The smart in smart meters

It is time for the public to think ahead. We can’t be using all these modern gadgets and still insist on the frontier mentality.

I am somewhat surprised and dismayed by the controversy surrounding smart meters. Those opposed to this program should read the article “The 21st Century Grid” by Joel Achenbach in the July 2010 issue of National Geographic. This describes how our current electrical grid is made up of very old haphazard technology with our house meters being basically 1920s technology.

The new smart meters would enable householders to run appliances or charge electric cars at off-peak hours, thereby saving money and reducing the necessity for utility companies to build more power plants for those peak usage times. The electrical companies will be able to predict much more accurately power usage by consumers and find outages immediately.

Those opposed to smart meters should quit buying all those electromagnetic wave-emitting electronic gadgets like computers and cell phones and turn off the ones they already have. Or maybe they just like wasting money and helping ruin the environment for our children and grandchildren.

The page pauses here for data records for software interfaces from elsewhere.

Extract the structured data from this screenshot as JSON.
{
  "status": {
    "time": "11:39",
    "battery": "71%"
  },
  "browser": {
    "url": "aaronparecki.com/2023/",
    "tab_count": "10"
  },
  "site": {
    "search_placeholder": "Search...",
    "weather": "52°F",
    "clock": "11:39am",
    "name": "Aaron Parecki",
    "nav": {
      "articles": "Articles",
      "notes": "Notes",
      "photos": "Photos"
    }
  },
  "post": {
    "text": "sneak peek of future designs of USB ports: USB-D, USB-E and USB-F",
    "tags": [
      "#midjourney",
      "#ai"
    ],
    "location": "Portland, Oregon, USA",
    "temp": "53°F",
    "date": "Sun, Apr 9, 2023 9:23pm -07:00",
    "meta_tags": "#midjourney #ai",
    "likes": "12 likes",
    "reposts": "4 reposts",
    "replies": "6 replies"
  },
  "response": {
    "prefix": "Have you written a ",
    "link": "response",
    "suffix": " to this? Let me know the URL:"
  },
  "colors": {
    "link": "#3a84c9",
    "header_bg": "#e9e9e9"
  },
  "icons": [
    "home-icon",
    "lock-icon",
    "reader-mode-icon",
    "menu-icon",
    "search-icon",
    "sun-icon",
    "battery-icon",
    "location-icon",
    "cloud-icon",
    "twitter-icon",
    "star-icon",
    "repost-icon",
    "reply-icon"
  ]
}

Much of BC’s electricity now comes from the general North American grid which includes a lot of coal fired power plants in the US and Alberta. Without a better electrical system, we haven’t a hope in slowing climate change through conservation or incorporating intermittent renewable energy sources like wind and solar power.

Smart meters should even make it possible for home owners to sell electricity back to the power companies if they have excess from their own renewable power plants (solar, wind, micro-hydro).

It is time for the public to think ahead. We can’t be using all these modern gadgets and still insist on the frontier mentality.

Ursula Lowrey


Just Posted

B.C. declares state of emergency as more than 560 wildfires rage

This is only the fourth state of emergency ever issued during a fire season

Nelson council gives next council a raise

Size of increase disregards advice of appointed committee

Four-storey development slated for Hall-Front intersection in Nelson

Building will be mixed commercial and residential

UPDATE: Search for missing Cranbrook woman enters third day

The search for a Cranbrook woman missing in the Jumbo Pass area is entering its third day.

VIDEO: Monday Roundup: Aug. 13, 2018

The Nelson Star’s weekly news roundup

Liberals look at creating federal holiday to mark legacy of residential schools

AFN National Chief Perry Bellegarde said day to recognize painful legacy would boost understanding

RCMP deploys officers to help B.C. communities impacted by wildfires

RCMP officers heading to communities particularly within central, northern and southern B.C.

Interim GoFundMe payments approved in Humboldt Broncos crash

$50,000 to be given to each of the 13 survivors and each family of the 16 people who died

B.C. gangster charged after man allegedly beaten with a golf club

Langley man facing aggravated assault charge after incident allegedly involved golf club and machete

Are you Canada’s next Masterchef?

Home cooks looking to follow their cuisine dreams can apply now.

Regional climate adaptation agriculture testing to expand in B.C.

Ottawa funds farm projects to conserve water, remove invasive species

VIDEO: B.C. RCMP officers excel in Amazing Race Canada Heroes Edition

Courtney and Taylor Callens have become the team to beat

‘Can’t erase history’ by tearing down statues, Minister says

Environment Minister Catherine McKenna spoke on the contentious removal of John A. Macdonald

Most Read